#### Task directions:
Retype the data exactly, so that every line matches the original.
Top of Data extracts
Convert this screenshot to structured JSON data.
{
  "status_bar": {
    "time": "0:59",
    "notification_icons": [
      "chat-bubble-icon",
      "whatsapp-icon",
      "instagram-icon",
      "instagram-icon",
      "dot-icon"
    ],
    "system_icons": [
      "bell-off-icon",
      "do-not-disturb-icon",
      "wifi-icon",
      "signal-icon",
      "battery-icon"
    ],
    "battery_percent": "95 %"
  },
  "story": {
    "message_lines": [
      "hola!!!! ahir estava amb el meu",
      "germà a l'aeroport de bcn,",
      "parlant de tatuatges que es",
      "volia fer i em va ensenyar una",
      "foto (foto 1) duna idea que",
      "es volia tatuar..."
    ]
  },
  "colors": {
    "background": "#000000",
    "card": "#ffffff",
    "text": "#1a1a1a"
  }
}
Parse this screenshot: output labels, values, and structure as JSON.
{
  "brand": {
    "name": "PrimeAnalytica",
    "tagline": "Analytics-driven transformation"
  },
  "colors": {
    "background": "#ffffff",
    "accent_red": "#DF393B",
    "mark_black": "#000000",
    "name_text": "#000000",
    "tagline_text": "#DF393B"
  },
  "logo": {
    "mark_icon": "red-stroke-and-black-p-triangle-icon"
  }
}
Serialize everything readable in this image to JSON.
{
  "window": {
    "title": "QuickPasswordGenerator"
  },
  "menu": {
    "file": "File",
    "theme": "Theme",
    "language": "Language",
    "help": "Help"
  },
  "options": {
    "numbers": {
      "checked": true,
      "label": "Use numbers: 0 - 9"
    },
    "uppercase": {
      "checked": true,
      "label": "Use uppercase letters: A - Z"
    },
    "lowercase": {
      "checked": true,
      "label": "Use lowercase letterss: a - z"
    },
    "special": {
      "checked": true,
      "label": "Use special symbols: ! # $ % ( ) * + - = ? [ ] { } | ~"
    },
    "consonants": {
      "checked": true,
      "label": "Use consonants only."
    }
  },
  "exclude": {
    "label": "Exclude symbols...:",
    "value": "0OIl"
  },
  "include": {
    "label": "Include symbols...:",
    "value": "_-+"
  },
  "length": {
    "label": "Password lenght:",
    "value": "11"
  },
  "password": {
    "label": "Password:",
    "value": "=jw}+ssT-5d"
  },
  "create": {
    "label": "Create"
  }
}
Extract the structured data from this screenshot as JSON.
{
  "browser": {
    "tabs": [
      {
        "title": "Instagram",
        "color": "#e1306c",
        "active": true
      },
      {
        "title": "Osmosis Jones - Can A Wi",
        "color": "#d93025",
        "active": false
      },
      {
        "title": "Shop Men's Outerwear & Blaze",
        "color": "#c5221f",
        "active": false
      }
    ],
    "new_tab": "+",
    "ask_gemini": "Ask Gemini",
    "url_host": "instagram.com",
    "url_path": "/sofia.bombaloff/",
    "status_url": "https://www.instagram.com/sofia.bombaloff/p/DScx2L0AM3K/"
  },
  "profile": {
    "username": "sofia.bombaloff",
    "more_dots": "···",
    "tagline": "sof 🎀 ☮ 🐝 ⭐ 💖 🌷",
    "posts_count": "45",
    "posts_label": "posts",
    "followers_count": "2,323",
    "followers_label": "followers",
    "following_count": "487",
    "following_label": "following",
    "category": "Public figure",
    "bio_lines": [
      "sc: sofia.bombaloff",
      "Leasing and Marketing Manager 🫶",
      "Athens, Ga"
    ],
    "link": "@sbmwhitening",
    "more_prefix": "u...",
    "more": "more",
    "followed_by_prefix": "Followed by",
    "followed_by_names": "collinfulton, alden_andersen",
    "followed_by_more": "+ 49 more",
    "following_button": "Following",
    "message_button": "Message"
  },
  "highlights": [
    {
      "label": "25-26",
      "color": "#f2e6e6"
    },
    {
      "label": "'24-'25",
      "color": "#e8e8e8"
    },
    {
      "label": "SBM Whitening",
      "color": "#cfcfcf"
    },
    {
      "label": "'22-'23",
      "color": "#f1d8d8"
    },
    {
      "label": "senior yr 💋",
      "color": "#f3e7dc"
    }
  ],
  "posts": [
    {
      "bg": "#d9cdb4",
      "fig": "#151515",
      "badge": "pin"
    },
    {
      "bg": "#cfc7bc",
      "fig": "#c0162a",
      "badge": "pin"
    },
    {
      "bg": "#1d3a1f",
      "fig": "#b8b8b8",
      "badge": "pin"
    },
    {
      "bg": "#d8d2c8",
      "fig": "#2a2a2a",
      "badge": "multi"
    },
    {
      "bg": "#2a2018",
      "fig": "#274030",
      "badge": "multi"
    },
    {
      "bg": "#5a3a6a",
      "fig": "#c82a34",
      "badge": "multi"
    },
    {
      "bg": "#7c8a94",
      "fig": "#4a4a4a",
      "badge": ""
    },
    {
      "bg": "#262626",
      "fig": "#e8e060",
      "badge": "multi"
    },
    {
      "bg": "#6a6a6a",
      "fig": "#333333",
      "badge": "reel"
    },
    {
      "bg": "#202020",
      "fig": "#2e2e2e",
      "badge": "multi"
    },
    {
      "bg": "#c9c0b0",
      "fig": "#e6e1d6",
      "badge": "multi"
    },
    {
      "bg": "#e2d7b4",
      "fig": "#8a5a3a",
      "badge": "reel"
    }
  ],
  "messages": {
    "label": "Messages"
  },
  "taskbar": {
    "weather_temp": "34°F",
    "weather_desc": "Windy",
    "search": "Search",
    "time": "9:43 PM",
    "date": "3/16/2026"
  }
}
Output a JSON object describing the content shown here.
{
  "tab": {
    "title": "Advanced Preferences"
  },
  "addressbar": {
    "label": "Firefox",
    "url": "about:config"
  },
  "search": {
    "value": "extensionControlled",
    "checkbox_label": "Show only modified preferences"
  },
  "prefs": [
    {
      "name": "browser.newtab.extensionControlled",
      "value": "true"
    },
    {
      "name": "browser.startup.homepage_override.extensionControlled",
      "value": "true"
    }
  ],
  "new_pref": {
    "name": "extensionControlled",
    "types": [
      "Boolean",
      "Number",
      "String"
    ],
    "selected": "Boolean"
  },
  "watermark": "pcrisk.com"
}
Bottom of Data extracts
#### Response to this task:
Convert this screenshot to structured JSON data.
{
  "status_bar": {
    "time": "0:59",
    "notification_icons": [
      "chat-bubble-icon",
      "whatsapp-icon",
      "instagram-icon",
      "instagram-icon",
      "dot-icon"
    ],
    "system_icons": [
      "bell-off-icon",
      "do-not-disturb-icon",
      "wifi-icon",
      "signal-icon",
      "battery-icon"
    ],
    "battery_percent": "95 %"
  },
  "story": {
    "message_lines": [
      "hola!!!! ahir estava amb el meu",
      "germà a l'aeroport de bcn,",
      "parlant de tatuatges que es",
      "volia fer i em va ensenyar una",
      "foto (foto 1) duna idea que",
      "es volia tatuar..."
    ]
  },
  "colors": {
    "background": "#000000",
    "card": "#ffffff",
    "text": "#1a1a1a"
  }
}
Parse this screenshot: output labels, values, and structure as JSON.
{
  "brand": {
    "name": "PrimeAnalytica",
    "tagline": "Analytics-driven transformation"
  },
  "colors": {
    "background": "#ffffff",
    "accent_red": "#DF393B",
    "mark_black": "#000000",
    "name_text": "#000000",
    "tagline_text": "#DF393B"
  },
  "logo": {
    "mark_icon": "red-stroke-and-black-p-triangle-icon"
  }
}
Serialize everything readable in this image to JSON.
{
  "window": {
    "title": "QuickPasswordGenerator"
  },
  "menu": {
    "file": "File",
    "theme": "Theme",
    "language": "Language",
    "help": "Help"
  },
  "options": {
    "numbers": {
      "checked": true,
      "label": "Use numbers: 0 - 9"
    },
    "uppercase": {
      "checked": true,
      "label": "Use uppercase letters: A - Z"
    },
    "lowercase": {
      "checked": true,
      "label": "Use lowercase letterss: a - z"
    },
    "special": {
      "checked": true,
      "label": "Use special symbols: ! # $ % ( ) * + - = ? [ ] { } | ~"
    },
    "consonants": {
      "checked": true,
      "label": "Use consonants only."
    }
  },
  "exclude": {
    "label": "Exclude symbols...:",
    "value": "0OIl"
  },
  "include": {
    "label": "Include symbols...:",
    "value": "_-+"
  },
  "length": {
    "label": "Password lenght:",
    "value": "11"
  },
  "password": {
    "label": "Password:",
    "value": "=jw}+ssT-5d"
  },
  "create": {
    "label": "Create"
  }
}
Extract the structured data from this screenshot as JSON.
{
  "browser": {
    "tabs": [
      {
        "title": "Instagram",
        "color": "#e1306c",
        "active": true
      },
      {
        "title": "Osmosis Jones - Can A Wi",
        "color": "#d93025",
        "active": false
      },
      {
        "title": "Shop Men's Outerwear & Blaze",
        "color": "#c5221f",
        "active": false
      }
    ],
    "new_tab": "+",
    "ask_gemini": "Ask Gemini",
    "url_host": "instagram.com",
    "url_path": "/sofia.bombaloff/",
    "status_url": "https://www.instagram.com/sofia.bombaloff/p/DScx2L0AM3K/"
  },
  "profile": {
    "username": "sofia.bombaloff",
    "more_dots": "···",
    "tagline": "sof 🎀 ☮ 🐝 ⭐ 💖 🌷",
    "posts_count": "45",
    "posts_label": "posts",
    "followers_count": "2,323",
    "followers_label": "followers",
    "following_count": "487",
    "following_label": "following",
    "category": "Public figure",
    "bio_lines": [
      "sc: sofia.bombaloff",
      "Leasing and Marketing Manager 🫶",
      "Athens, Ga"
    ],
    "link": "@sbmwhitening",
    "more_prefix": "u...",
    "more": "more",
    "followed_by_prefix": "Followed by",
    "followed_by_names": "collinfulton, alden_andersen",
    "followed_by_more": "+ 49 more",
    "following_button": "Following",
    "message_button": "Message"
  },
  "highlights": [
    {
      "label": "25-26",
      "color": "#f2e6e6"
    },
    {
      "label": "'24-'25",
      "color": "#e8e8e8"
    },
    {
      "label": "SBM Whitening",
      "color": "#cfcfcf"
    },
    {
      "label": "'22-'23",
      "color": "#f1d8d8"
    },
    {
      "label": "senior yr 💋",
      "color": "#f3e7dc"
    }
  ],
  "posts": [
    {
      "bg": "#d9cdb4",
      "fig": "#151515",
      "badge": "pin"
    },
    {
      "bg": "#cfc7bc",
      "fig": "#c0162a",
      "badge": "pin"
    },
    {
      "bg": "#1d3a1f",
      "fig": "#b8b8b8",
      "badge": "pin"
    },
    {
      "bg": "#d8d2c8",
      "fig": "#2a2a2a",
      "badge": "multi"
    },
    {
      "bg": "#2a2018",
      "fig": "#274030",
      "badge": "multi"
    },
    {
      "bg": "#5a3a6a",
      "fig": "#c82a34",
      "badge": "multi"
    },
    {
      "bg": "#7c8a94",
      "fig": "#4a4a4a",
      "badge": ""
    },
    {
      "bg": "#262626",
      "fig": "#e8e060",
      "badge": "multi"
    },
    {
      "bg": "#6a6a6a",
      "fig": "#333333",
      "badge": "reel"
    },
    {
      "bg": "#202020",
      "fig": "#2e2e2e",
      "badge": "multi"
    },
    {
      "bg": "#c9c0b0",
      "fig": "#e6e1d6",
      "badge": "multi"
    },
    {
      "bg": "#e2d7b4",
      "fig": "#8a5a3a",
      "badge": "reel"
    }
  ],
  "messages": {
    "label": "Messages"
  },
  "taskbar": {
    "weather_temp": "34°F",
    "weather_desc": "Windy",
    "search": "Search",
    "time": "9:43 PM",
    "date": "3/16/2026"
  }
}
Output a JSON object describing the content shown here.
{
  "tab": {
    "title": "Advanced Preferences"
  },
  "addressbar": {
    "label": "Firefox",
    "url": "about:config"
  },
  "search": {
    "value": "extensionControlled",
    "checkbox_label": "Show only modified preferences"
  },
  "prefs": [
    {
      "name": "browser.newtab.extensionControlled",
      "value": "true"
    },
    {
      "name": "browser.startup.homepage_override.extensionControlled",
      "value": "true"
    }
  ],
  "new_pref": {
    "name": "extensionControlled",
    "types": [
      "Boolean",
      "Number",
      "String"
    ],
    "selected": "Boolean"
  },
  "watermark": "pcrisk.com"
}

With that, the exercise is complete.